In the demanding world of medicine, physicians often face mental health challenges that are on par with those experienced by their patients. While depression rates among male physicians align with the general population at around 12-13%, female physicians exhibit a higher prevalence of depression, reaching nearly 20%. Disturbingly, rates of depression spike even further among medical students and residents, with figures reaching up to 30%. Additionally, depressed doctors face a heightened risk of suicide, emphasizing the importance of understanding and addressing mental health concerns among healthcare professionals. Identifying signs of distress in our physician colleagues and supporting can make a significant difference in their well-being.
Identifying Distress in Physicians
Psychologists assert that detecting depression in physicians can be challenging since they often hide their struggles behind a facade of normalcy. Recognizing signs of physician distress is crucial in initiating appropriate intervention. Common indicators of emotional distress include changes in behavior patterns. For instance, a typically cheerful physician may become irritable and short-tempered, or someone known for punctuality may suddenly become rushed and disorganized. Isolation from social interactions, last-minute cancellations, and a reluctance to respond to messages are also potential red flags.
Moreover, doctors grappling with depression may exhibit anhedonia, the loss of interest in previously enjoyed activities. They may complain of fatigue, experience physical symptoms, or encounter fluctuations in appetite and weight. It is essential for supporting physician colleagues in distress to be attentive to these signs, as they can serve as early indicators of distress.
The Dangers of Ignoring Warning Signs
Unfortunately, colleagues often notice signs of distress in their peers but hesitate to act, assuming that someone else will address the situation. The lack of knowledge about available resources and discomfort in discussing mental health further hinder intervention efforts. Deep-rooted beliefs in stoicism and self-denial, perpetuated by medical training, can also contribute to the reluctance to acknowledge and address emotional struggles.
Cohen emphasizes the importance of taking action when concerns about a colleague’s well-being arise. Rather than assuming others will intervene, it is crucial to trust our instincts and initiate a conversation with the distressed physician. By proactively addressing concerns, we can create a supportive environment that promotes open dialogue about mental health challenges.
Initiating a Supportive Conversation
To address physician distress effectively, initiating a supportive dialogue is key. Choosing an appropriate time and space, such as the end of the day in a private office setting, allows for focused attention and confidentiality. Starting with a general inquiry, like “How are you?” or “I’ve noticed you haven’t been attending our social events lately – is everything okay?” can open the door for discussion.
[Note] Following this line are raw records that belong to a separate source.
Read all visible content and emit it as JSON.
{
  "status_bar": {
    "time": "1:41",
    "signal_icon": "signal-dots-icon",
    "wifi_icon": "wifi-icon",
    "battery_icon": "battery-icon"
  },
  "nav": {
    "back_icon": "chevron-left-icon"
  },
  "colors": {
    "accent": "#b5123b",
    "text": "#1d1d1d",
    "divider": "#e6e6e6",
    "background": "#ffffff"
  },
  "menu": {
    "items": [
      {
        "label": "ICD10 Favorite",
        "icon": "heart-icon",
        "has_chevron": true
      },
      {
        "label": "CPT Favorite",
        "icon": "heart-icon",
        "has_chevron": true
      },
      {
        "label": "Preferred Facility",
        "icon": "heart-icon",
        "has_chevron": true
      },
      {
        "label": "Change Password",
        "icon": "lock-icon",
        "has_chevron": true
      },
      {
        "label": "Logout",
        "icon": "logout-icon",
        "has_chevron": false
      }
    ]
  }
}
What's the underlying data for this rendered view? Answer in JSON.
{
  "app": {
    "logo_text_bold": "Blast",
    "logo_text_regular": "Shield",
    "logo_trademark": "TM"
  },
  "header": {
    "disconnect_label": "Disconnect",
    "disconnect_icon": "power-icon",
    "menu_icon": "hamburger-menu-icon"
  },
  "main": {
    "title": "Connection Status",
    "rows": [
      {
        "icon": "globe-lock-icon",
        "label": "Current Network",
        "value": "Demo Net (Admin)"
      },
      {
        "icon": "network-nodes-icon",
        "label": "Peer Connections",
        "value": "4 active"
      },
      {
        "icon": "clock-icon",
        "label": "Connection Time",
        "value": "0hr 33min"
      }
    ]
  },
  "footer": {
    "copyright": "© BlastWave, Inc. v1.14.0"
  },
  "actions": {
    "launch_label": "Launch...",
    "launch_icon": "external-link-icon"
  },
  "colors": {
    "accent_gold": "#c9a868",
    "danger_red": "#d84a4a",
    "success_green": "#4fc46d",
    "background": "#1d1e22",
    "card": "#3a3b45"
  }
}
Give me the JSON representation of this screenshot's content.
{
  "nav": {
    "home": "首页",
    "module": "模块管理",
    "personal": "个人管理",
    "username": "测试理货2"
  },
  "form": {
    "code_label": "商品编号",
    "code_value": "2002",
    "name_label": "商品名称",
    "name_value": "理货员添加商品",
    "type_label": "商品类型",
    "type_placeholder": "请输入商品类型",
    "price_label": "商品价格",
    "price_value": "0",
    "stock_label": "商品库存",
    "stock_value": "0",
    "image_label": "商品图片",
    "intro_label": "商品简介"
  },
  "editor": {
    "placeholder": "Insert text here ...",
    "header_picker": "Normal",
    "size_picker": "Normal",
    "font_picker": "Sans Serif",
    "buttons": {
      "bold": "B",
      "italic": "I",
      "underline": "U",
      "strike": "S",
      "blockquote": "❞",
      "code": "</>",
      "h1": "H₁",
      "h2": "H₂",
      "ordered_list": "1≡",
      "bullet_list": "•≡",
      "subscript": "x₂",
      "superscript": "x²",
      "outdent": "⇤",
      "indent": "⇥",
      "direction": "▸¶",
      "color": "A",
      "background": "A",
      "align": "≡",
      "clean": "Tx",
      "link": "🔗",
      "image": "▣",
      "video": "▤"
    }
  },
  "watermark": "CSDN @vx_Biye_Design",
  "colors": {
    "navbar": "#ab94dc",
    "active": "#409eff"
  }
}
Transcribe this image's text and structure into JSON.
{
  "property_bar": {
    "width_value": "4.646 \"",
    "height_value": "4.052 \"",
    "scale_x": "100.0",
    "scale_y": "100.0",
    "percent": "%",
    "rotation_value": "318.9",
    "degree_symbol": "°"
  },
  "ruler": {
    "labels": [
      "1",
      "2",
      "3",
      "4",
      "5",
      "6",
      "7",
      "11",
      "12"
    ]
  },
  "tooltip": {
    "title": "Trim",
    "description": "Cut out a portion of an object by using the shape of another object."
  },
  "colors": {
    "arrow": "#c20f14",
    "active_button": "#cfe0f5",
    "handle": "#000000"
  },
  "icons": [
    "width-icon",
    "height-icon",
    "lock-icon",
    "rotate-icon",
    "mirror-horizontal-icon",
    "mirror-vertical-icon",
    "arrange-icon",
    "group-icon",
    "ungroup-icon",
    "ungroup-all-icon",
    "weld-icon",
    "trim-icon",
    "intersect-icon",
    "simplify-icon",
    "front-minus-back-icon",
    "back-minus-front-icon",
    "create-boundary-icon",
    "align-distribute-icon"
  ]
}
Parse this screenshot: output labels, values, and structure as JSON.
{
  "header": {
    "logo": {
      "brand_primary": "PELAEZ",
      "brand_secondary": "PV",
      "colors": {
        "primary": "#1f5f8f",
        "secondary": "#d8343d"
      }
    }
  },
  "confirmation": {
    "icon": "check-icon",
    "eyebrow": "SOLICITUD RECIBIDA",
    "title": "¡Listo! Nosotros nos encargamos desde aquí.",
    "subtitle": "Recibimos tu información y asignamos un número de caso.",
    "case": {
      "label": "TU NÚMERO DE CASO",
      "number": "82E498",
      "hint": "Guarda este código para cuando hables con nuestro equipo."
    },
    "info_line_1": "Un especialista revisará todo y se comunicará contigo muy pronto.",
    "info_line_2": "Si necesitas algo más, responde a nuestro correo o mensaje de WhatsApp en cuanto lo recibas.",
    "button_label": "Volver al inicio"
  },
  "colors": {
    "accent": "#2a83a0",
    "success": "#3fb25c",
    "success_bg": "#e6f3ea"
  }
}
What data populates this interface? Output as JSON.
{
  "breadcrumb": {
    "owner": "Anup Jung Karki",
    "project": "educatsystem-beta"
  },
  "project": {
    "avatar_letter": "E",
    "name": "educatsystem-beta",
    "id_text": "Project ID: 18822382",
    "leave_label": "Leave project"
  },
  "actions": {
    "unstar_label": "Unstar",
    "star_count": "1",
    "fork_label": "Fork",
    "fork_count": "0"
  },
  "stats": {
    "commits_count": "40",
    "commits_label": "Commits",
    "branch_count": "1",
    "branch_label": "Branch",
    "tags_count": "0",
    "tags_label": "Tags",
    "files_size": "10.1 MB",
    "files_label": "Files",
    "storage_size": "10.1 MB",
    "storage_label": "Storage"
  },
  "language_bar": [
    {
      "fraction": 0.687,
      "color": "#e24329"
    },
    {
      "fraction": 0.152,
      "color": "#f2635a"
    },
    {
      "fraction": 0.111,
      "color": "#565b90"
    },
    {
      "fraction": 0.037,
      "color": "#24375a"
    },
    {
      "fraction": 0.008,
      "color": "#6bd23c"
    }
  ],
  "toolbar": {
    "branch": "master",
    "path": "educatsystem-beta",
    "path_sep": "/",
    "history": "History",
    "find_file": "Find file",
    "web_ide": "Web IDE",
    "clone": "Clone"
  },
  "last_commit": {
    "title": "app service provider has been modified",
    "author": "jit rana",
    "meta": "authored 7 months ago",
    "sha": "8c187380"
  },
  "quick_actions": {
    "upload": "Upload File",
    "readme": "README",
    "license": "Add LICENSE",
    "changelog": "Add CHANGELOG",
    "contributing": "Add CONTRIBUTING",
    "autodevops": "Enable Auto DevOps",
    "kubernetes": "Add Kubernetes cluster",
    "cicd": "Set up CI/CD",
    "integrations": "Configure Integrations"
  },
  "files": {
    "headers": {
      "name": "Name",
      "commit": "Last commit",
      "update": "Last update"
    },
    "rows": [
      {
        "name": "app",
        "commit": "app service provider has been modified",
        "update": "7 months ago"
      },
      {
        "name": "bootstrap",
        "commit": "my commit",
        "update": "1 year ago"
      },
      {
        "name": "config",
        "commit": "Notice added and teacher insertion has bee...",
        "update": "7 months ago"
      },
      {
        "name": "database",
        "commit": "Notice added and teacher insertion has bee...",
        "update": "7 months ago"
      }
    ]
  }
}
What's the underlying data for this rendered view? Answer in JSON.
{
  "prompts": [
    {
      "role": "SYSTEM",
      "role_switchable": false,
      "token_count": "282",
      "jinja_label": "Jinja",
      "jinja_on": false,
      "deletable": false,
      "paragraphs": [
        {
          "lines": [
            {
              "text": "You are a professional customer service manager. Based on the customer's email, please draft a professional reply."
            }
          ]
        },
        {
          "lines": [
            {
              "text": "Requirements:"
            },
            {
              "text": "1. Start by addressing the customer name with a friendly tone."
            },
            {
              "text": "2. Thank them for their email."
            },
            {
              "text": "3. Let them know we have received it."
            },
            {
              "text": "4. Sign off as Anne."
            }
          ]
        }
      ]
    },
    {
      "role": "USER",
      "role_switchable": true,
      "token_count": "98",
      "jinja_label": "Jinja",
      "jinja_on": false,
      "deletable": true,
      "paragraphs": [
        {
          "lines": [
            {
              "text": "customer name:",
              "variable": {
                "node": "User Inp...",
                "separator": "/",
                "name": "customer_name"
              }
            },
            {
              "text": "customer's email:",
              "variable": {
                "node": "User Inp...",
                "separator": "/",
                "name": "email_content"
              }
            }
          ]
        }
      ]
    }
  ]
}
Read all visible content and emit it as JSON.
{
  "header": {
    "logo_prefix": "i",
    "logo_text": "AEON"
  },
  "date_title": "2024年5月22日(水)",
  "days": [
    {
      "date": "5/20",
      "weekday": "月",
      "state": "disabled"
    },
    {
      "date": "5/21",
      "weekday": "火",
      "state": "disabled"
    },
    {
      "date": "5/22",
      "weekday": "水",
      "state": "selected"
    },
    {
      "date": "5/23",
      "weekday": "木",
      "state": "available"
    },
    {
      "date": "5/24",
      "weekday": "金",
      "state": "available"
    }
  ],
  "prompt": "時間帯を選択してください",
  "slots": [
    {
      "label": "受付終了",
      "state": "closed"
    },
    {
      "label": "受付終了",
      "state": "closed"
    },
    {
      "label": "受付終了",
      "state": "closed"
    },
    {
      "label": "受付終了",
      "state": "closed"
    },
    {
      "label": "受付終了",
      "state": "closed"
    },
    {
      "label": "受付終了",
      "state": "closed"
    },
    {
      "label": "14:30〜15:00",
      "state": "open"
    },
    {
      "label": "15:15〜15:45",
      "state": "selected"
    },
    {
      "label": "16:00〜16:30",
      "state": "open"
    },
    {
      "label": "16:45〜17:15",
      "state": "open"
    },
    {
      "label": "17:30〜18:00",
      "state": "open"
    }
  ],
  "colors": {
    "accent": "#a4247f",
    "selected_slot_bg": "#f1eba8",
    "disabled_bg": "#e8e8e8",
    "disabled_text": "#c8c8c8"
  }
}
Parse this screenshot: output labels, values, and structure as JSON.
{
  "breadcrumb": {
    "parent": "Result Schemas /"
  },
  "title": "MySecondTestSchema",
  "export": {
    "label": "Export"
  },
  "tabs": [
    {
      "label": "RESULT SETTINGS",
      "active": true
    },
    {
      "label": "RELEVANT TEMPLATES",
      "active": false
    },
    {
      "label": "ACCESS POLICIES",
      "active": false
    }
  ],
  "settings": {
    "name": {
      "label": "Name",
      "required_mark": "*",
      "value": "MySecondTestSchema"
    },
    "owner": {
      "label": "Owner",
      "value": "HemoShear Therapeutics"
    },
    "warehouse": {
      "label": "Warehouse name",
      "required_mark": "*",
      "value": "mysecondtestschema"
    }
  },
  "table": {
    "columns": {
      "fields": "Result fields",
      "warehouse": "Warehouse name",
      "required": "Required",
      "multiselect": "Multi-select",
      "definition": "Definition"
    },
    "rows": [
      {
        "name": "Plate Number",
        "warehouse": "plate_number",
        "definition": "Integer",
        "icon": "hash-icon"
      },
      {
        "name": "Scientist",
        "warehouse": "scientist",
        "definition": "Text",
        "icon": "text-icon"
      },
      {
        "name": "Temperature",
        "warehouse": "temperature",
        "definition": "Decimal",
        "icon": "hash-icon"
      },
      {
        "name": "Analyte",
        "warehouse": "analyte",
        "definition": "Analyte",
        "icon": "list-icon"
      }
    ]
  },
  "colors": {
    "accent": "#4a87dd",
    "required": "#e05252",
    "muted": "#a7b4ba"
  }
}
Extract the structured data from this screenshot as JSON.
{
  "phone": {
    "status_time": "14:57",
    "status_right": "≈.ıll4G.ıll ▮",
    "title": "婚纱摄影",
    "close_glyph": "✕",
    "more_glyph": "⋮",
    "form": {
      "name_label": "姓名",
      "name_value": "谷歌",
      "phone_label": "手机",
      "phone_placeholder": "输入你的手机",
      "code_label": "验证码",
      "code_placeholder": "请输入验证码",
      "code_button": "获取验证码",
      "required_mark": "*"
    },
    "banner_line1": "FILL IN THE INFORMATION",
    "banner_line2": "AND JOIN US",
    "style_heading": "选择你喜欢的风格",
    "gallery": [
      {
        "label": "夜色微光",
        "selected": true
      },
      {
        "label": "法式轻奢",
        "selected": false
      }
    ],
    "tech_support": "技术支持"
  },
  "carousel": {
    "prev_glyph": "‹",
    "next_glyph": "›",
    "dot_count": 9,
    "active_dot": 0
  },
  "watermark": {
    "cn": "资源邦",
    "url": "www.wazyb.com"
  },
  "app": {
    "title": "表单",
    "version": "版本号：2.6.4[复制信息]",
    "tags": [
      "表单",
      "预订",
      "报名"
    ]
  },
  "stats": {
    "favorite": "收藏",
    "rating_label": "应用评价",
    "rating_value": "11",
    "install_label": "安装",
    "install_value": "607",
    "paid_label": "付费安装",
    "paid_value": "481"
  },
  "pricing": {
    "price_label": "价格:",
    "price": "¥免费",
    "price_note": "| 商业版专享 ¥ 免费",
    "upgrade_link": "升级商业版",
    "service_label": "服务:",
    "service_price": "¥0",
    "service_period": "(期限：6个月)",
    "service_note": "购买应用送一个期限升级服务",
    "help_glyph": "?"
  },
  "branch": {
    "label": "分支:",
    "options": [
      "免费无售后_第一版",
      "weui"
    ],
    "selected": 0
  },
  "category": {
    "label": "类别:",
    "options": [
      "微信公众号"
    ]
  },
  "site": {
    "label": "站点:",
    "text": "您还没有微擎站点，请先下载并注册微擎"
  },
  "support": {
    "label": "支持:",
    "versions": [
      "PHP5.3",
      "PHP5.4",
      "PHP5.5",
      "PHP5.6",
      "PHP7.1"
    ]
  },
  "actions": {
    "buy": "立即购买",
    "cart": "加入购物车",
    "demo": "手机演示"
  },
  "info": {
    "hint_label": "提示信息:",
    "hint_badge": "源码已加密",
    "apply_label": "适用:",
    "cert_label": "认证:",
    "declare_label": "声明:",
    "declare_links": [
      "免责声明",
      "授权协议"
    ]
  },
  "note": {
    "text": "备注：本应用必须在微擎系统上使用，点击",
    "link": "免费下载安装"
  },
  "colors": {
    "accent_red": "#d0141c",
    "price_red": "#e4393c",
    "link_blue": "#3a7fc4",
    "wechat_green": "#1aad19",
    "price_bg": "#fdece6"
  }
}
When engaging in conversation, it is essential to observe the physician’s body language, facial expressions, and tone of voice. While they may initially respond with noncommittal phrases like “I’m fine,” certain cues, such as shaking their head or avoiding eye contact, may indicate otherwise.
Cohen recognizes that distressed physicians may be hesitant to open up due to cognitive distortions associated with depression. In such cases, probing further to demonstrate genuine concern can be beneficial. Responding to their initial answer with a statement like, “You’re fine? Okay, I just feel like something is off, and I am worried about you,” conveys the sincerity of our concern.
Importantly, problem-solving should be avoided during these conversations. While physicians may discuss work-related challenges, attempting to provide solutions prematurely may impede the expression of emotions. Instead, it is crucial to validate and acknowledge their feelings. Active listening, emotional mirroring, and employing validation techniques can help physicians feel heard and supported.
- Impact of outsourced medical billing on small practices
- Stpes to improve your practice finances
- Outsource your hospital emergency room billing
Encouraging Professional Help
When a colleague begins to open up about their concerns, it presents an opportunity to share resources that offer professional assistance. Highlighting the availability of confidential hotlines like the Physician Support Line, staffed by volunteer psychiatrists, can be instrumental in connecting physicians to appropriate care.
Communities may also have Physician Wellness Programs or similar initiatives that offer free and confidential psychological support to physicians. If such programs are unavailable, proactive efforts to establish them should be encouraged within medical institutions.
As physicians, we bear a responsibility to combat the stigma surrounding mental health care. We must remind our colleagues that seeking help is not a sign of weakness but an act of courage. By prioritizing our mental well-being, we become better professionals and individuals. Even if a physician is not yet ready to accept a referral for further help, initiating the conversation creates an environment where future considerations may arise. It also assures them that genuine concern and support are readily available whenever needed.
Identifying and supporting colleagues in distress is essential for prioritizing physician mental health. By recognizing signs of distress and proactively engaging in open and empathetic conversations, we can make a meaningful impact on the well-being of our fellow healthcare professionals. It is our duty to reduce the stigma surrounding mental health, remind colleagues that asking for help is courageous, and provide them with information about available resources. By fostering a supportive culture within the medical community, we contribute to the overall well-being of physicians and create an environment where mental health concerns are addressed with compassion and understanding.